There’s no excuse, just recycle

Hannah Holliday | Cartoonist

There is no excuse to not recycle and recycle properly. Every year 18 billion pounds of plastic waste flows into the oceans contaminating the waters and creating massive plastic islands out in the ocean posing risks for sea life and ocean ecosystems. Additionally, 40% of plastic produced is for packaging and is used once and discarded.

With these statistics, it is astonishing that most of the apartment complexes around campus do not recycle. Thousands of students live in various complexes around campus including Park Place, UPointe, The View, URSA, the Domain and the Outpost. None of these places offer large scale recycling for residents. This negligence on behalf on the management staffs of these complexes is only furthering the plastic waste problem we have in our world today.

Even if your apartment does not recycle, that should not prevent you from doing so. It is not that difficult to create a recycling bin in your apartment and take those items over to the campus bins one every couple of weeks.

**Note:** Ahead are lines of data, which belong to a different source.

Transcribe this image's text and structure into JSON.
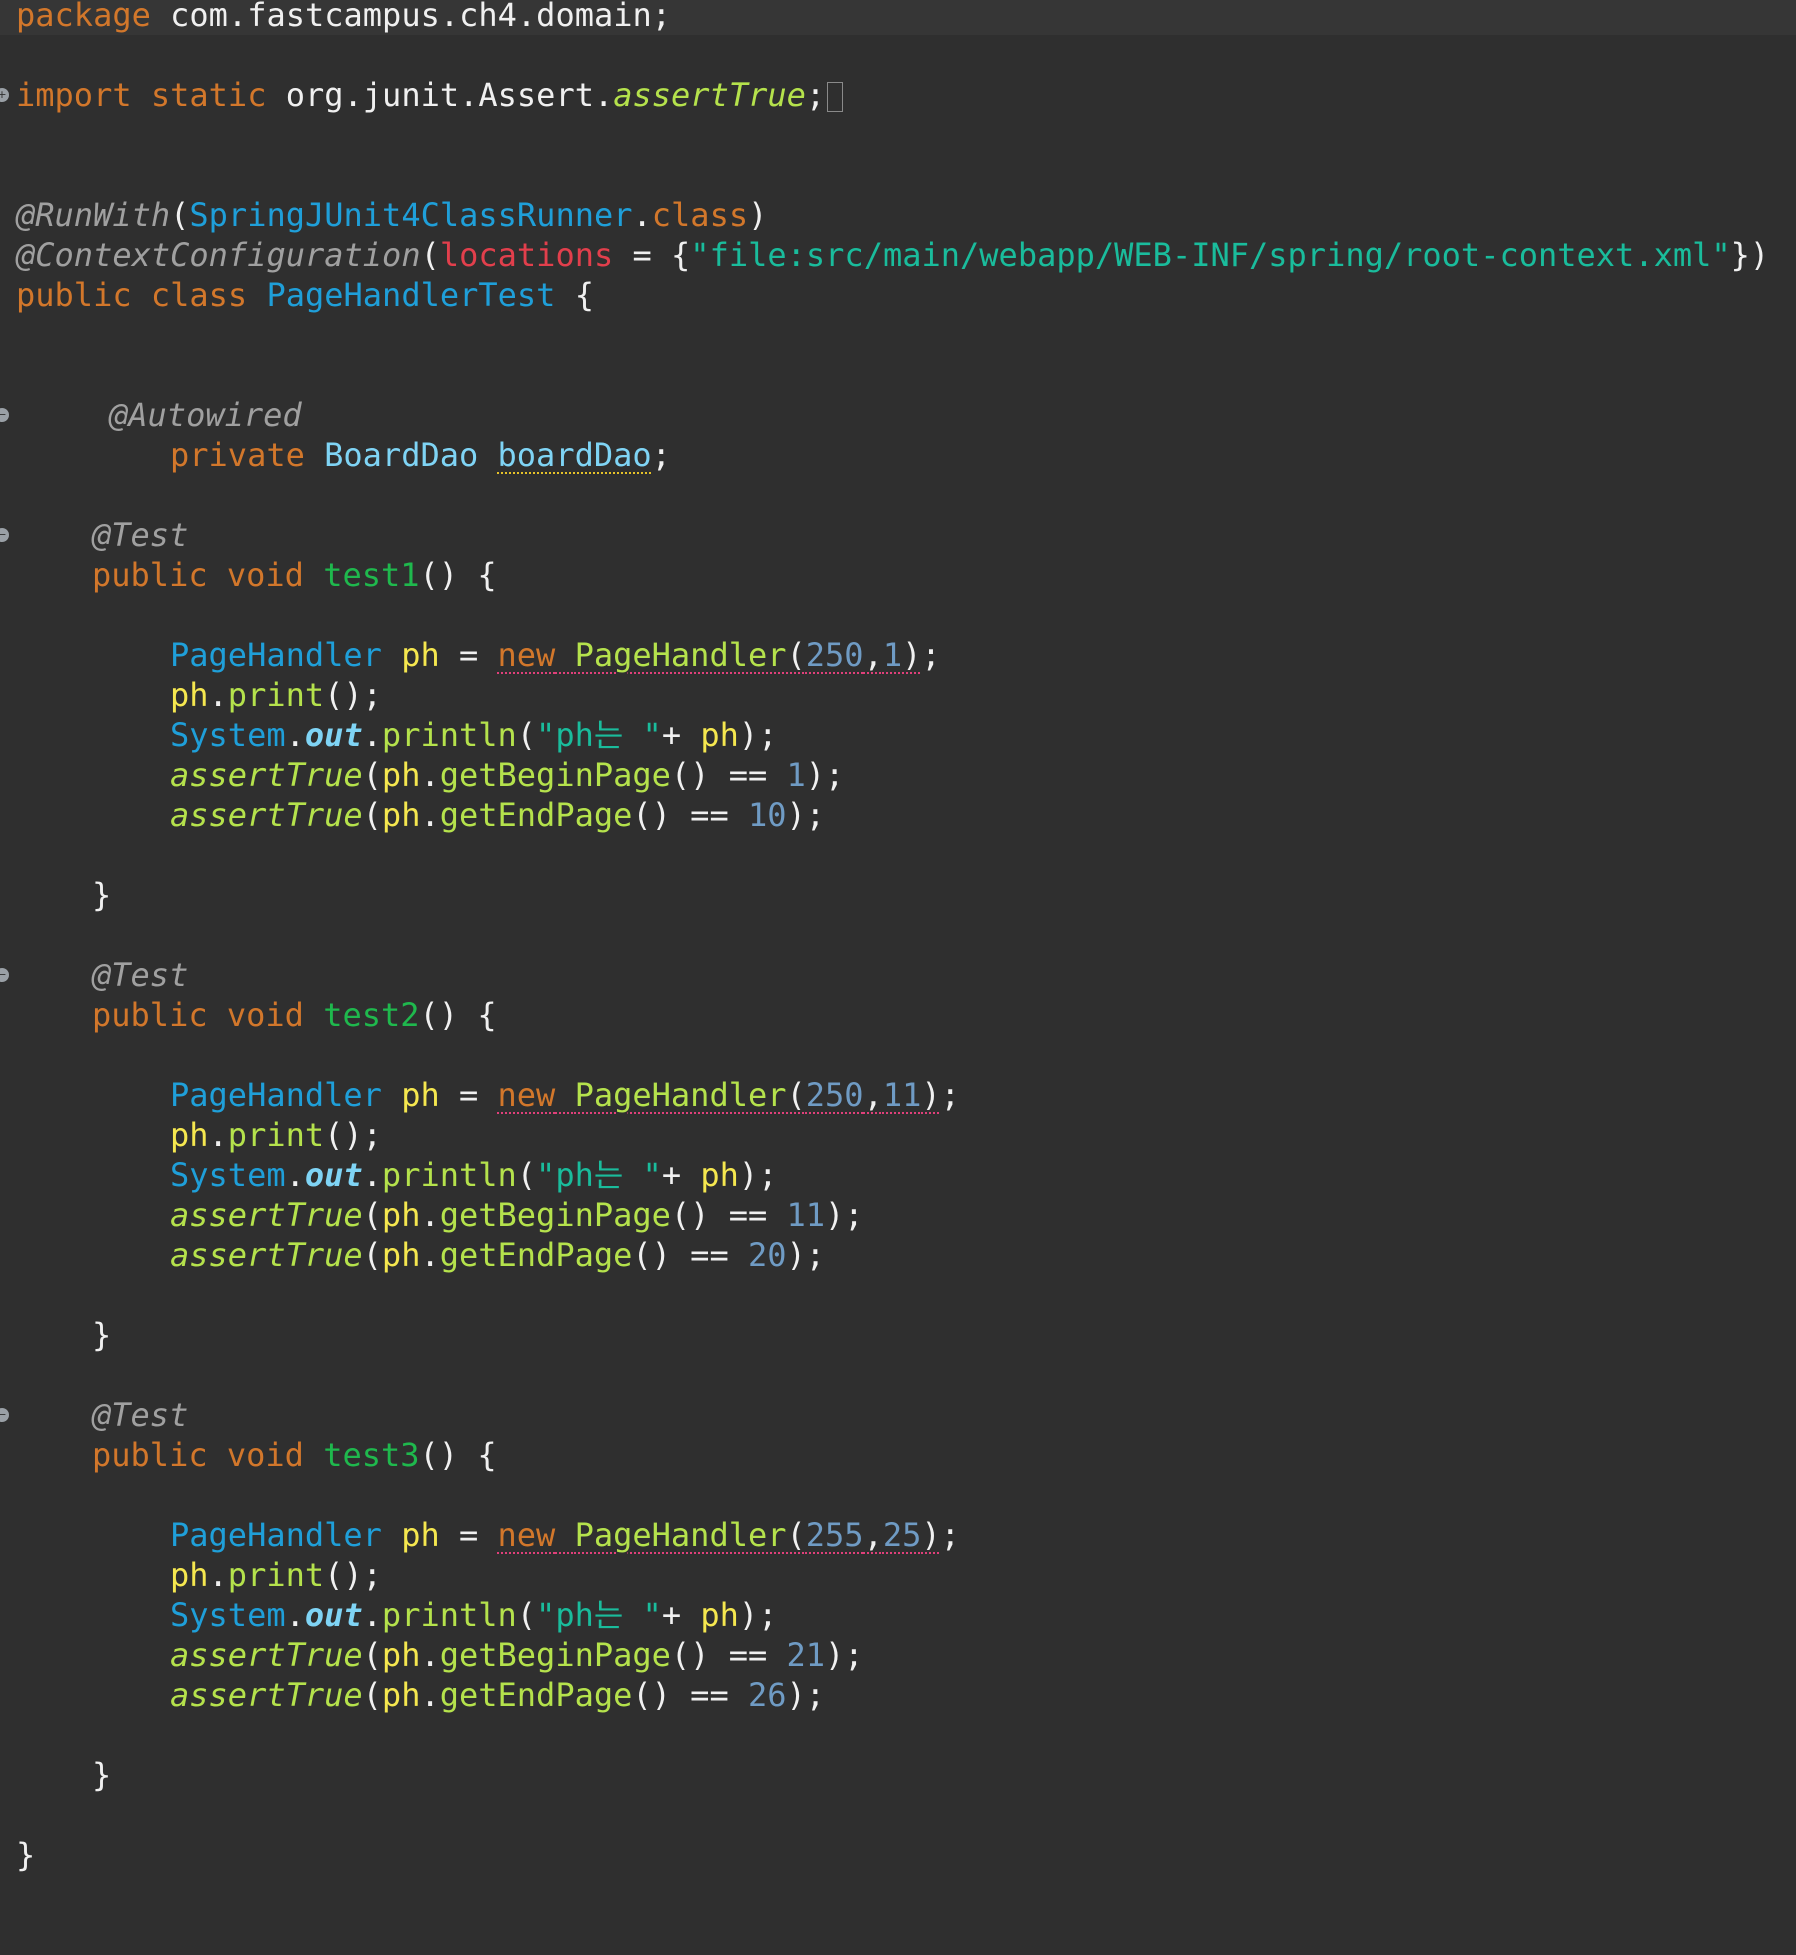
{
  "editor": {
    "package_line": {
      "kw": "package",
      "name": "com.fastcampus.ch4.domain",
      "end": ";"
    },
    "import_line": {
      "kw1": "import",
      "kw2": "static",
      "path": "org.junit.Assert.",
      "method": "assertTrue",
      "end": ";"
    },
    "runwith_line": {
      "ann": "@RunWith",
      "open": "(",
      "cls": "SpringJUnit4ClassRunner",
      "dot": ".",
      "kw": "class",
      "close": ")"
    },
    "context_line": {
      "ann": "@ContextConfiguration",
      "open": "(",
      "attr": "locations",
      "eq": " = {",
      "str": "\"file:src/main/webapp/WEB-INF/spring/root-context.xml\"",
      "close": "})"
    },
    "class_line": {
      "kw1": "public",
      "kw2": "class",
      "name": "PageHandlerTest",
      "brace": " {"
    },
    "autowired_line": {
      "ann": "@Autowired"
    },
    "field_line": {
      "kw": "private",
      "type": "BoardDao",
      "name": "boardDao",
      "end": ";"
    },
    "closing_brace": "}",
    "tests": [
      {
        "annotation": "@Test",
        "kw1": "public",
        "kw2": "void",
        "name": "test1",
        "sig_end": "() {",
        "handler_type": "PageHandler",
        "var": "ph",
        "eq": " = ",
        "new_kw": "new",
        "ctor": "PageHandler",
        "arg1": "250",
        "arg2": "1",
        "print_call": "print",
        "system": "System",
        "out": "out",
        "println": "println",
        "msg": "\"ph는 \"",
        "assert_fn": "assertTrue",
        "begin_getter": "getBeginPage",
        "begin_expected": "1",
        "end_getter": "getEndPage",
        "end_expected": "10",
        "close": "}"
      },
      {
        "annotation": "@Test",
        "kw1": "public",
        "kw2": "void",
        "name": "test2",
        "sig_end": "() {",
        "handler_type": "PageHandler",
        "var": "ph",
        "eq": " = ",
        "new_kw": "new",
        "ctor": "PageHandler",
        "arg1": "250",
        "arg2": "11",
        "print_call": "print",
        "system": "System",
        "out": "out",
        "println": "println",
        "msg": "\"ph는 \"",
        "assert_fn": "assertTrue",
        "begin_getter": "getBeginPage",
        "begin_expected": "11",
        "end_getter": "getEndPage",
        "end_expected": "20",
        "close": "}"
      },
      {
        "annotation": "@Test",
        "kw1": "public",
        "kw2": "void",
        "name": "test3",
        "sig_end": "() {",
        "handler_type": "PageHandler",
        "var": "ph",
        "eq": " = ",
        "new_kw": "new",
        "ctor": "PageHandler",
        "arg1": "255",
        "arg2": "25",
        "print_call": "print",
        "system": "System",
        "out": "out",
        "println": "println",
        "msg": "\"ph는 \"",
        "assert_fn": "assertTrue",
        "begin_getter": "getBeginPage",
        "begin_expected": "21",
        "end_getter": "getEndPage",
        "end_expected": "26",
        "close": "}"
      }
    ]
  },
  "colors": {
    "background": "#2f2f2f",
    "keyword": "#d2772b",
    "type": "#1f9fd9",
    "string": "#1abc9c",
    "number": "#6f9bc4",
    "annotation": "#a0a0a0",
    "method": "#b5e24c",
    "variable": "#f5e74f",
    "field": "#7fd4f5",
    "attribute": "#e23f4c"
  },
  "icons": [
    "fold-marker-icon",
    "folded-imports-icon"
  ]
}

There is a large recycling dumpster outside of Stacey Riddle Forum that is very easy to get to — just pull up your car, dump the stuff and drive back home. Additionally, if you live in a house that does not have a recycling bin, you can have your landlord request to get a blue bin delivered to your house.

Take initiative and make the effort to be environmentally friendly. As humans, we produce so much unnecessary waste, and recycling helps to save energy and reduce landfill sites which produce greenhouse gases contributing to global warming.

You may not have been raised on recycling and therefore may not even know what things you can and can’t recycle. If this describes you, then educate yourself and start recycling now. Here is a list of items you can and cannot recycle:


  • Hard plastics and plastic bottles
  • Paper and cardboard boxes: cereal/snack boxes, magazines, mails, papers and newspaper
  • Tin, aluminum and steel cans
  • Glass food containers, jars and bottles
  • Wine and liquor bottles

When recycling it is important to rinse out all of these items thoroughly prior to putting them in the bin. Any item that is not cleansed contaminates the rest of that recycling batch and can potentially prevent all of the items from being recycled. This is often referred to as aspirational recycling — when you think what you’re throwing in there will eventually be repurposed, when in reality it is just going in the dumps. Paper and cardboard that are saturated by food can be composted if that is an option in your area but cannot be recycled.


  • Plastic shopping bags (take these to HEB or Target where they have the plastic bag recycling stations)
  • Styrofoam
  • Soiled food items
  • Broken glass
  • Fast food packaging
  • Plastic utensils

Every single person makes a difference, and the more people that recycle properly, the less plastic waste we produce as a whole. In addition to recycling, attempt to produce as little waste as possible — buy a reusable water bottle, bring reusable grocery bags to the store and invest in a metal straw.

All of us coming together is the only way to create a happier and cleaner earth.